Pistol Annies Interstate Gospel

Pistol Annies Interstate Gospel
The Pistol Annies — Miranda Lambert, Ashley Monroe and Angaleena Presley — who have previously recorded two of the smartest and most sophisticated albums on gender and sex, have outdone themselves with Interstate Gospel. The new album is more ambivalent, deeper and more bittersweet, casting a more melancholy hue. It is an album that tackles what they call "generations of shame," trying to tell the truth in a genre that often encourages lies, especially lies about the comforts of home.
It is an album about how terrible men are — how that terror has a genuine seductive quality, but also about how boring men can be, and the oppressive feelings brought on by both. It is an anthology of how many ways, both banal and excessive, hetero-normative pressures can be.
In exquisite harmonies and with lush guitars, they talk about what they believed at the altar, and what they no longer believe now that she was no longer "blinded by diamonds and driven by lust" (on "When I Was His Wife." The lullaby soft "Cheyenne" is a perfect story song about a woman who loves "country music and broken-in boots," who finds "plenty of pool table cowboys to hold her." It is a song that mentions Cheyenne's daddy and grandmother as roots for sadness, but there is a move where the narrator wants to be like Cheyenne, who treats love "as cold as the beer in her hand." It is a song so intense in feeling, and ambivalence, as brilliant as Sammi Smith's "Toast of 45" or Tammy Wynette's "Womanhood."
"Cheyenne" is not the only song that makes arguments about loneliness and autonomy. There are also moments where the claiming of women's sexual autonomy is genuinely audacious, using desire to break all social bonds — on the rollicking "Got My Name Changed Back," a rockabilly beat celebrates refusing a cheating man's name in favour of her own. On the blues grind of "Sugar Daddy," she claims to be a "red dirt queen of the palace" who states plainly that "there ain't a damn man in Dallas who wouldn't put a ring on her hand." I believe her, every sexy, shimmering inch of self-confidence is the sexiest claim of autonomy in years.
There are ballads that have the same confidence, but work somewhat between the pleasure of "Sugar Daddy," and the othering of something like "Cheyenne." "Milkman" is a tale of how restrictive life in a small town can be; the song that trades verses between the Annies, about the relationship between a free-wheeling daughter and a repressed mother. The daughter wants her mother to drink on a Sunday, make it past the water tower, pick wild flowers, and more importantly love the milkman in addition to loving her biological family. Cheating songs are often heartbreak songs; a cheating song where a child recognizes how oppressive loving daddy can be, is made even more shocking by how gently the argument is presented.

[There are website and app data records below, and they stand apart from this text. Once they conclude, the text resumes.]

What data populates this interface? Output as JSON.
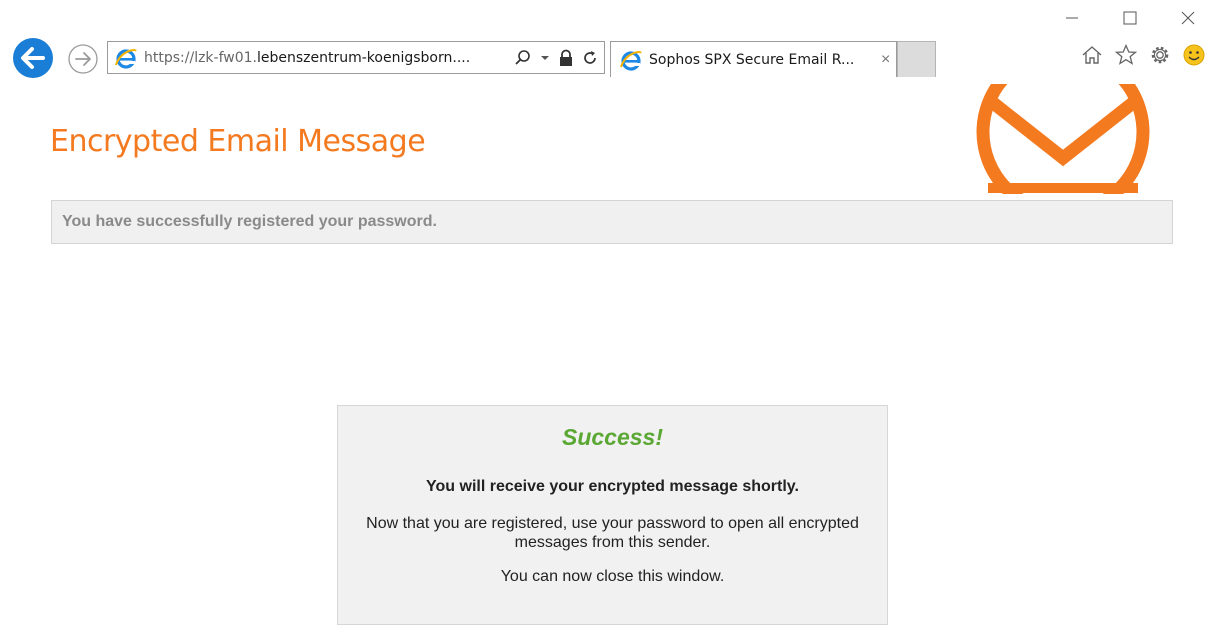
{
  "browser": {
    "address": {
      "url_scheme": "https://",
      "url_host_prefix": "lzk-fw01.",
      "url_host_main": "lebenszentrum-koenigsborn....",
      "search_icon": "search-icon",
      "dropdown_icon": "chevron-down-icon",
      "lock_icon": "lock-icon",
      "refresh_icon": "refresh-icon"
    },
    "tab": {
      "title": "Sophos SPX Secure Email R...",
      "close": "×"
    },
    "toolbar": {
      "home_icon": "home-icon",
      "favorites_icon": "star-icon",
      "settings_icon": "gear-icon",
      "feedback_icon": "smiley-icon"
    },
    "window": {
      "minimize": "—",
      "maximize": "☐",
      "close": "✕"
    }
  },
  "page": {
    "heading": "Encrypted Email Message",
    "notice": "You have successfully registered your password.",
    "success": {
      "title": "Success!",
      "line1": "You will receive your encrypted message shortly.",
      "line2": "Now that you are registered, use your password to open all encrypted messages from this sender.",
      "line3": "You can now close this window."
    }
  },
  "colors": {
    "brand_orange": "#f47a20",
    "success_green": "#5aa833",
    "back_button_blue": "#1b7ed6"
  }
}
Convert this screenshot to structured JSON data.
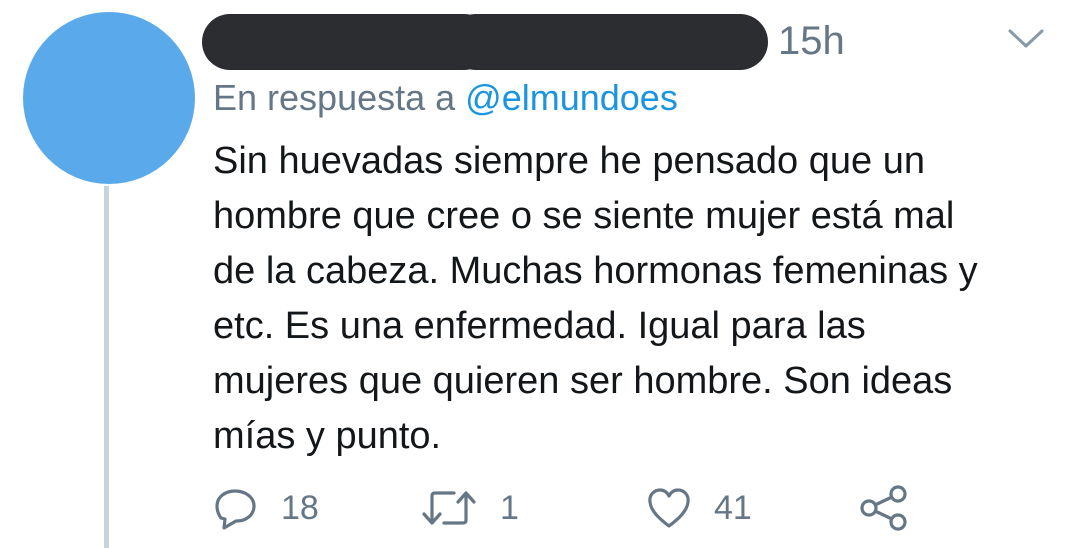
{
  "tweet": {
    "timestamp": "15h",
    "reply_to": {
      "prefix": "En respuesta a",
      "mention": "@elmundoes"
    },
    "text_lines": [
      "Sin huevadas siempre he pensado que un",
      "hombre que cree o se siente mujer está mal",
      "de la cabeza. Muchas hormonas femeninas y",
      "etc. Es una enfermedad. Igual para las",
      "mujeres que quieren ser hombre. Son ideas",
      "mías y punto."
    ]
  },
  "actions": {
    "reply_count": "18",
    "retweet_count": "1",
    "like_count": "41"
  },
  "icons": {
    "avatar": "avatar-placeholder",
    "menu": "chevron-down-icon",
    "reply": "reply-icon",
    "retweet": "retweet-icon",
    "like": "heart-icon",
    "share": "share-icon"
  },
  "colors": {
    "avatar": "#5aaaeb",
    "redaction": "#2b2d30",
    "secondary_text": "#657786",
    "mention": "#1b95e0",
    "thread_line": "#c9d3dc"
  }
}
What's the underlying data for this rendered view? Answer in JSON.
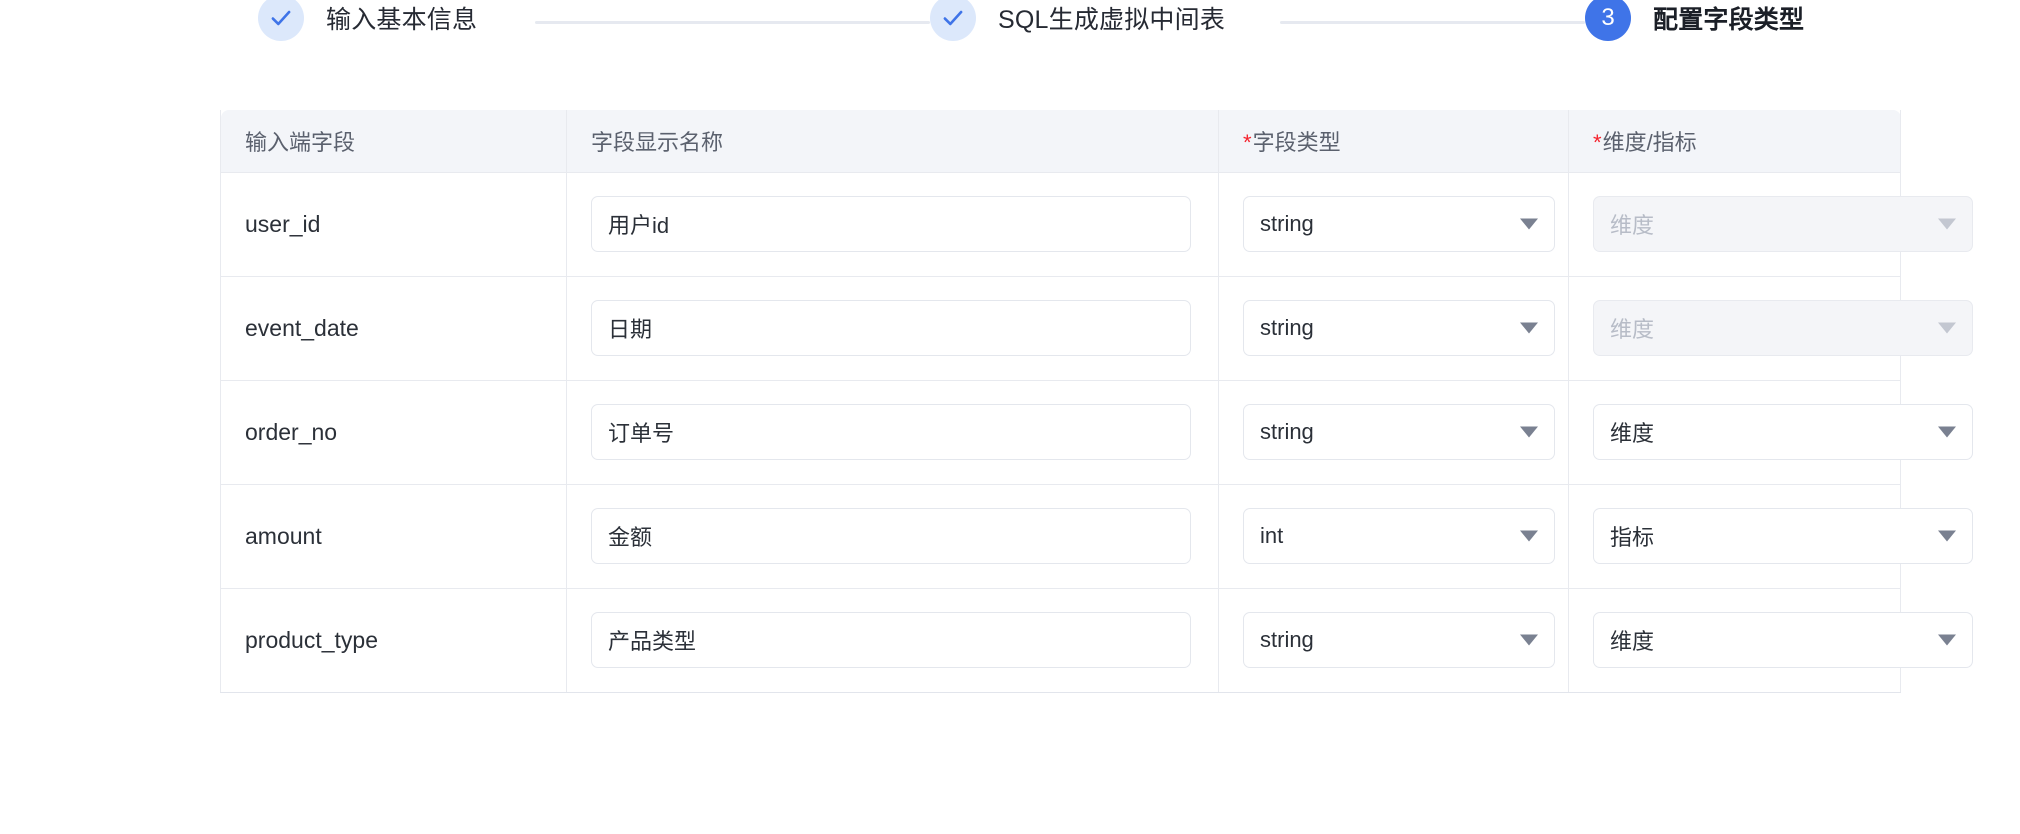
{
  "stepper": {
    "steps": [
      {
        "label": "输入基本信息",
        "state": "done",
        "icon": "check-icon"
      },
      {
        "label": "SQL生成虚拟中间表",
        "state": "done",
        "icon": "check-icon"
      },
      {
        "label": "配置字段类型",
        "state": "active",
        "number": "3"
      }
    ],
    "colors": {
      "done_badge_bg": "#dce8fb",
      "done_check": "#3f74e8",
      "active_badge_bg": "#3f74e8",
      "connector": "#e6e9f0"
    }
  },
  "table": {
    "columns": [
      {
        "header": "输入端字段",
        "required": false
      },
      {
        "header": "字段显示名称",
        "required": false
      },
      {
        "header": "字段类型",
        "required": true
      },
      {
        "header": "维度/指标",
        "required": true
      }
    ],
    "required_marker": "*",
    "rows": [
      {
        "field": "user_id",
        "display_name": "用户id",
        "field_type": "string",
        "dim_metric": "维度",
        "dim_metric_disabled": true
      },
      {
        "field": "event_date",
        "display_name": "日期",
        "field_type": "string",
        "dim_metric": "维度",
        "dim_metric_disabled": true
      },
      {
        "field": "order_no",
        "display_name": "订单号",
        "field_type": "string",
        "dim_metric": "维度",
        "dim_metric_disabled": false
      },
      {
        "field": "amount",
        "display_name": "金额",
        "field_type": "int",
        "dim_metric": "指标",
        "dim_metric_disabled": false
      },
      {
        "field": "product_type",
        "display_name": "产品类型",
        "field_type": "string",
        "dim_metric": "维度",
        "dim_metric_disabled": false
      }
    ]
  }
}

The last two Pistol Annies albums ranged from very good to brilliant; this album seems to be a breakthrough, a masterpiece that extends their already formidable gifts. (RCA Nashville)